§ Directions
Everything in the entries except the pictures should be repeated exactly.

§ Records for the exercise
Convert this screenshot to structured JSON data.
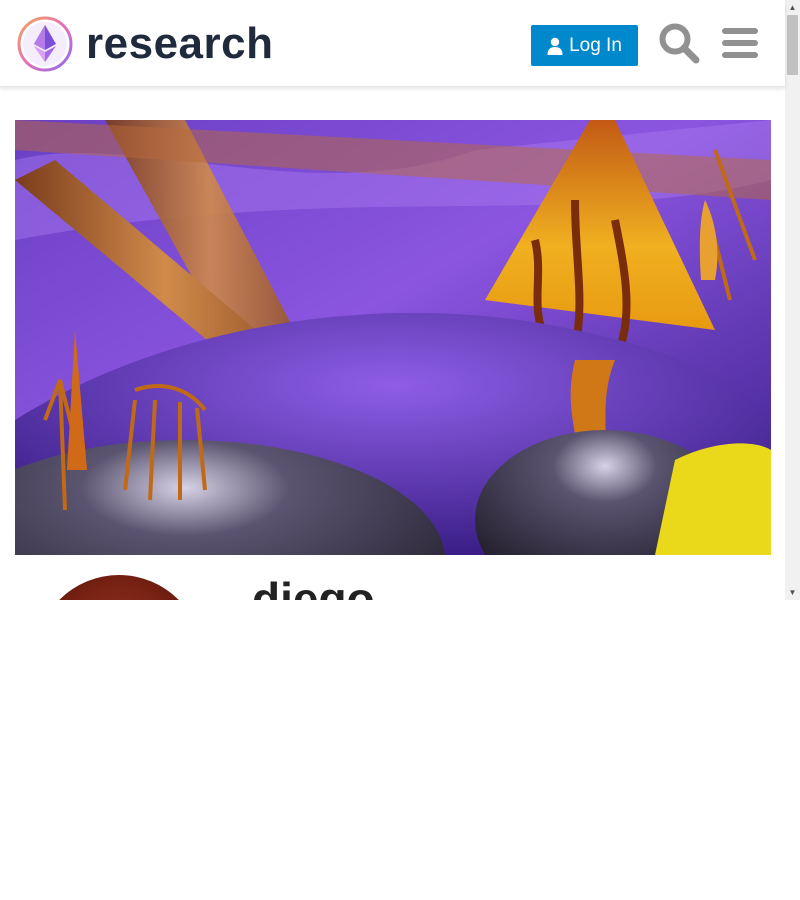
{
  "header": {
    "logo_text": "research",
    "login_label": "Log In"
  },
  "icons": {
    "logo": "ethereum-logo-icon",
    "user": "user-icon",
    "search": "search-icon",
    "menu": "hamburger-menu-icon"
  },
  "profile": {
    "username": "diego"
  },
  "colors": {
    "accent": "#0088cc",
    "text": "#222222"
  }
}
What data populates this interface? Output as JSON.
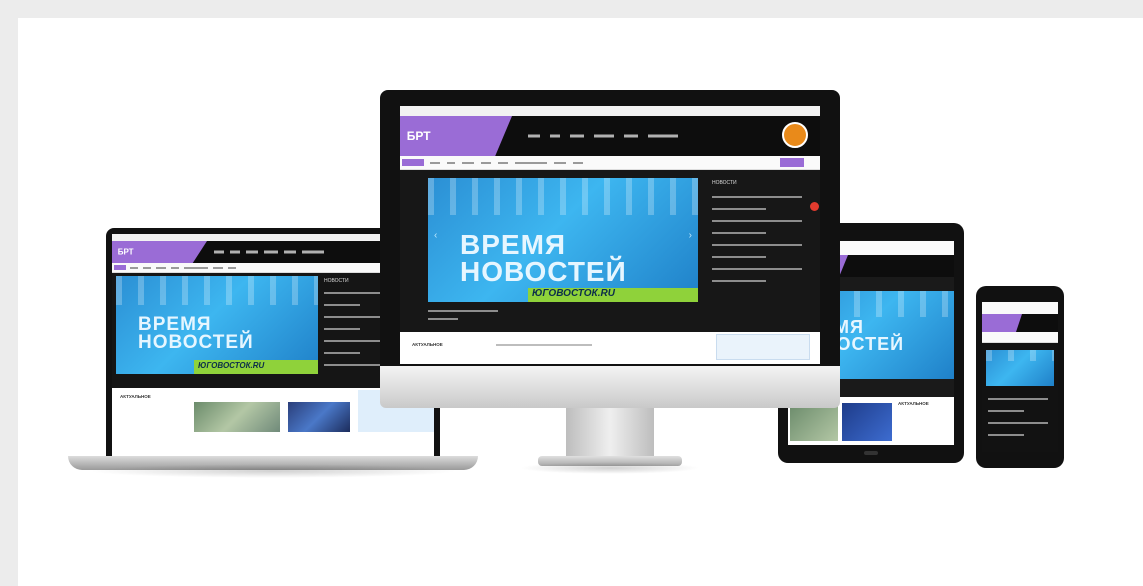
{
  "site": {
    "logo_text": "БРТ",
    "hero_line1": "ВРЕМЯ",
    "hero_line2": "НОВОСТЕЙ",
    "hero_caption": "ЮГОВОСТОК.RU",
    "sidebar_heading": "НОВОСТИ",
    "section_label": "АКТУАЛЬНОЕ"
  },
  "colors": {
    "accent": "#9a6cd6",
    "hero_blue": "#2b8fd4",
    "hero_green": "#8fd23a",
    "badge_orange": "#e98a1a"
  },
  "devices": [
    "desktop-monitor",
    "laptop",
    "tablet",
    "smartphone"
  ]
}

§ Expected output
Convert this screenshot to structured JSON data.
{
  "header": {
    "logo_text": "research",
    "login_label": "Log In"
  },
  "icons": {
    "logo": "ethereum-logo-icon",
    "user": "user-icon",
    "search": "search-icon",
    "menu": "hamburger-menu-icon"
  },
  "profile": {
    "username": "diego"
  },
  "colors": {
    "accent": "#0088cc",
    "text": "#222222"
  }
}
What data populates this interface? Output as JSON.
{
  "site": {
    "logo_text": "БРТ",
    "hero_line1": "ВРЕМЯ",
    "hero_line2": "НОВОСТЕЙ",
    "hero_caption": "ЮГОВОСТОК.RU",
    "sidebar_heading": "НОВОСТИ",
    "section_label": "АКТУАЛЬНОЕ"
  },
  "colors": {
    "accent": "#9a6cd6",
    "hero_blue": "#2b8fd4",
    "hero_green": "#8fd23a",
    "badge_orange": "#e98a1a"
  },
  "devices": [
    "desktop-monitor",
    "laptop",
    "tablet",
    "smartphone"
  ]
}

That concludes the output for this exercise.